Can RCEP tackle inflation and help push prices down?
According to Mr. Evenett, trade deals are not the cure to these problems, but RCEP can make a positive contribution by lowering prices since it can also lower the cost of trade. Citing the IMF, he mentioned that the core reason for inflationary price jumps is that there is too much demand chasing too few goods. The RCEP deal could encourage exports, and as such, having more goods coming in sourced from abroad could relieve the pressure on domestic markets.
On the other hand, Ms. Schubert noted that at the core of inflationary pressure which we cannot overlook is the role of China and the global reaction to transportation dislocation experienced in the past years. She added that the typical reaction of businesses when caught out at any point in their long supply chains is to stockpile, with detrimental effects to the working capital at every link in a supply chain that lowers margins. According to Ms. Shubert, this is how we end up in a vicious circle of increasing prices, adding that the RCEP can instead provide stable, shorter supply chains that protect the region from external shocks in the rest of the world.
Can we have trade deals that benefit all parties?
Mr. Lutfi stressed that without multilateral trading systems like RCEP, developing countries cannot guarantee their participation in international trade on equal terms with developed countries. He added that RCEP should act as a framework to build trust among all partners and avoid protectionism in the region.
Mr. Niinami, on his part, encouraged RCEP members to create a monitoring system to track trade inequalities, so that developing countries can benefit from access to new markets, technology and investment in an inclusive, prosperous and fair-trade ecosystem.

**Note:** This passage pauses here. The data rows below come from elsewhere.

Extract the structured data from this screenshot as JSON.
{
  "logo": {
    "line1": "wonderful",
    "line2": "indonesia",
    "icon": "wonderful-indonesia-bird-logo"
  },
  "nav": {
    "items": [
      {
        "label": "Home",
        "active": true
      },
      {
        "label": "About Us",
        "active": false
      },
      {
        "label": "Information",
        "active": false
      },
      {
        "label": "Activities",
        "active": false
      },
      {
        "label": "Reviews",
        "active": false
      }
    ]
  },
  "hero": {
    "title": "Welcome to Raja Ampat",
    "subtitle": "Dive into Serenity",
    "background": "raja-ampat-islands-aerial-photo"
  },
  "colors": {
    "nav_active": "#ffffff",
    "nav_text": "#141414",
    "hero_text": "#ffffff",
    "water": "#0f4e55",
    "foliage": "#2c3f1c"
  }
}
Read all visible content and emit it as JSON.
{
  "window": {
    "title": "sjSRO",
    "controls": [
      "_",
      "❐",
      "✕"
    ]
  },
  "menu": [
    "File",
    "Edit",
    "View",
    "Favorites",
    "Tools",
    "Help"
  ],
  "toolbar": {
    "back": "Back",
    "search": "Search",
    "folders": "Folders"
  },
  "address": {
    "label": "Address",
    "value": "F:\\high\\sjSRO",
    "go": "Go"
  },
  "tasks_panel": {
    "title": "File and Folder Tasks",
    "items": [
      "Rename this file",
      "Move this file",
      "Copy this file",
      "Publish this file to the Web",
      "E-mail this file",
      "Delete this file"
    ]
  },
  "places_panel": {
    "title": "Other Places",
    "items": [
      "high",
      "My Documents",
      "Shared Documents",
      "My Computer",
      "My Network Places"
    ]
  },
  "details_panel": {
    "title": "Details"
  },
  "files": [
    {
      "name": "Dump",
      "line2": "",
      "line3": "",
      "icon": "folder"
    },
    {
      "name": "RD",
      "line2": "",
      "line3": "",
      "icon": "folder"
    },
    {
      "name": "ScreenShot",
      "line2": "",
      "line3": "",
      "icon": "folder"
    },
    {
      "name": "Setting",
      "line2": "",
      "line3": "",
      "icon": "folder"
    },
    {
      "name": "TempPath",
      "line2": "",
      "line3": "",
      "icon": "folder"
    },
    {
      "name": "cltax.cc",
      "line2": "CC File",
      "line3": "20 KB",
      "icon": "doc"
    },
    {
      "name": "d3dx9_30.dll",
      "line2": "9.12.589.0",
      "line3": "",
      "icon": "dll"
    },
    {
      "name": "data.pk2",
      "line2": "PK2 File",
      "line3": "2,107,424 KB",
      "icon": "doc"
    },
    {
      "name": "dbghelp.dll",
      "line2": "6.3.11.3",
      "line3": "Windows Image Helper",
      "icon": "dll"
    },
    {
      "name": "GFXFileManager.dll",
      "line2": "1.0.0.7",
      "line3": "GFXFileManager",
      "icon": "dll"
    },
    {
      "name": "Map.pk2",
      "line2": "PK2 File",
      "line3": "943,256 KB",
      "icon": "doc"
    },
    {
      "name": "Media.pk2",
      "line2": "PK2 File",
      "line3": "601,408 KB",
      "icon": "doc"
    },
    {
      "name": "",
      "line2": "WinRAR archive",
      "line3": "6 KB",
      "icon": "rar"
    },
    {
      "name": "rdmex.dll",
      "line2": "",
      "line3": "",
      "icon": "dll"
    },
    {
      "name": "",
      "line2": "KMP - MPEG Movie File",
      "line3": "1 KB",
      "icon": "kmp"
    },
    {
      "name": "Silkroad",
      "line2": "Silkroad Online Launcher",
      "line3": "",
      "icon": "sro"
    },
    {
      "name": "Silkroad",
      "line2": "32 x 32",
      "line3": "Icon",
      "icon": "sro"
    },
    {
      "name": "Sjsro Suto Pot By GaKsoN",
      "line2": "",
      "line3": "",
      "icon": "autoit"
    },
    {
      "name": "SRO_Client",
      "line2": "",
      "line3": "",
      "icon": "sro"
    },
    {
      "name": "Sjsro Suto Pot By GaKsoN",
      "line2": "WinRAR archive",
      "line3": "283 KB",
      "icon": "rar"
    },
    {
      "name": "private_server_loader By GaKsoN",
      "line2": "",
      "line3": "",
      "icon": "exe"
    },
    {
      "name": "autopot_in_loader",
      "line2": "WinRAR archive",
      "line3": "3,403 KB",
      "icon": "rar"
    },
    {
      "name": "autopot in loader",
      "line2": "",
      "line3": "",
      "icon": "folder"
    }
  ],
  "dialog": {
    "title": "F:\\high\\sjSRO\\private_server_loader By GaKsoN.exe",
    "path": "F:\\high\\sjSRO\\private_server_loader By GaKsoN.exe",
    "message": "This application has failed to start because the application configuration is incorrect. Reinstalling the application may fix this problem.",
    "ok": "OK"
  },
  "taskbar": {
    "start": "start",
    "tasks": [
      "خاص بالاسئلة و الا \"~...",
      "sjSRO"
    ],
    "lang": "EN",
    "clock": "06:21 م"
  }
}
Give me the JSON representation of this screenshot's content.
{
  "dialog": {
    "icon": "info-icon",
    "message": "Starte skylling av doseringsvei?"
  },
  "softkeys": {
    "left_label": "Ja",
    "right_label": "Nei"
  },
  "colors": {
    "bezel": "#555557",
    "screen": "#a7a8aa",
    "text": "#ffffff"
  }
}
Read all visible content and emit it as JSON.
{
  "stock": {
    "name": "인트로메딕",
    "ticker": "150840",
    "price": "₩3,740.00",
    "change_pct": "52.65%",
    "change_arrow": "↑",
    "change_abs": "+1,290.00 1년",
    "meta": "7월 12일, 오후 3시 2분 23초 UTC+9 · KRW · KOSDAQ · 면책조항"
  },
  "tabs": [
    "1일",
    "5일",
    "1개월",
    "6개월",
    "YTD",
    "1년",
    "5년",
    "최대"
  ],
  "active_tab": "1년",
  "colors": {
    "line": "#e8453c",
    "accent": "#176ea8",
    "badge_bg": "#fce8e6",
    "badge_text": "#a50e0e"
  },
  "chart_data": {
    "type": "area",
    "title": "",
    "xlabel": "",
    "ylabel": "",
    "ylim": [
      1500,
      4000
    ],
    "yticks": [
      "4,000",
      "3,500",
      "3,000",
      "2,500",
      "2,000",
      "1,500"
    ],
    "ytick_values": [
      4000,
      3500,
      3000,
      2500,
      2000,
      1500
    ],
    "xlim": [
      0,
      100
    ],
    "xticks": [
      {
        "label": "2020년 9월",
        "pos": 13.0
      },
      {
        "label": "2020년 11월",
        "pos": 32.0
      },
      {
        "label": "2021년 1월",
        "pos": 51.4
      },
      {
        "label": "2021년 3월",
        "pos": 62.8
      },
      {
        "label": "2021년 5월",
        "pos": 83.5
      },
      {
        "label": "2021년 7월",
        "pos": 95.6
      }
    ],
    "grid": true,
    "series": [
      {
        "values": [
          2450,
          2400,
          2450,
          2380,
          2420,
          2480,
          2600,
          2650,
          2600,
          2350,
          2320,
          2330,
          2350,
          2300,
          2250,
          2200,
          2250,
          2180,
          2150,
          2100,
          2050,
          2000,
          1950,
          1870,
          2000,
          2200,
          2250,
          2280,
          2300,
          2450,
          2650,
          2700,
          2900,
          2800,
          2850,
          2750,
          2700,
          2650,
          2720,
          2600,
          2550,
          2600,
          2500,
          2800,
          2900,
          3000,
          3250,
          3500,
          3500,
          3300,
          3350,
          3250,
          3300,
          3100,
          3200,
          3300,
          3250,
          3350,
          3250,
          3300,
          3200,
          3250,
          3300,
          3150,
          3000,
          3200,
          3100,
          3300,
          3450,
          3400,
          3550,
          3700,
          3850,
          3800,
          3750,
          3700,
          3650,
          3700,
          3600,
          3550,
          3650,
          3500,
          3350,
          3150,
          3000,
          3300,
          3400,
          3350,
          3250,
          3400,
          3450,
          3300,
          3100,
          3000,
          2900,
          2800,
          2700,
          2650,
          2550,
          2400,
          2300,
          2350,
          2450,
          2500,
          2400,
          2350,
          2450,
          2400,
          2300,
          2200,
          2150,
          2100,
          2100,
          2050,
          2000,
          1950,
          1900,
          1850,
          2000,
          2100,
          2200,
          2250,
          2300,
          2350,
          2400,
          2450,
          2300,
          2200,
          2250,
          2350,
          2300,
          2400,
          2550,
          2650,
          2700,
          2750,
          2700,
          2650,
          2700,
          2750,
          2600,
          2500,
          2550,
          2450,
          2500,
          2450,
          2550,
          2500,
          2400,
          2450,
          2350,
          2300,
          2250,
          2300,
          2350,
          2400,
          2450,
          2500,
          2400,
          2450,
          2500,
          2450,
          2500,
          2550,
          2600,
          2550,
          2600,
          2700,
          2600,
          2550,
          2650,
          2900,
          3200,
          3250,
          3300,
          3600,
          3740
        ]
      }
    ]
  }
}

Ms. Schubert highlighted the importance of digital technology in driving innovation and creating value for all stakeholders in global trade. She added that, until international standards are set around interoperability for both digital data formats and information that needs to travel across borders, digital solutions cannot be deployed at scale and only a few countries can reap the benefits of these solutions.
RCEP has the potential to significantly reduce trade barriers such as tariffs, and spur economic growth for participating countries. According to a recent World Bank Policy Paper, with common RCEP rules of origin and reduced tariffs ‘total exports from RCEP members could grow by 5.2 percent on average’, while also making ‘exporters less dependent on imported goods but more on regional supply chains’ within the RCEP region. Furthermore, these common rules of origin should enable members to ‘benefit from less expensive imported goods, leading to further integration into regional value chains.’
Here at essCert, we provide solutions for digitally certifying both preferential and non-preferential electronic certificates of origin (eCOs). We recently added a preferential RCEP Certificate of Origin to our expanding list of certificates covered using essCert, allowing trade stakeholders within the RCEP region to take advantage of product-specific preferential tariff treatment.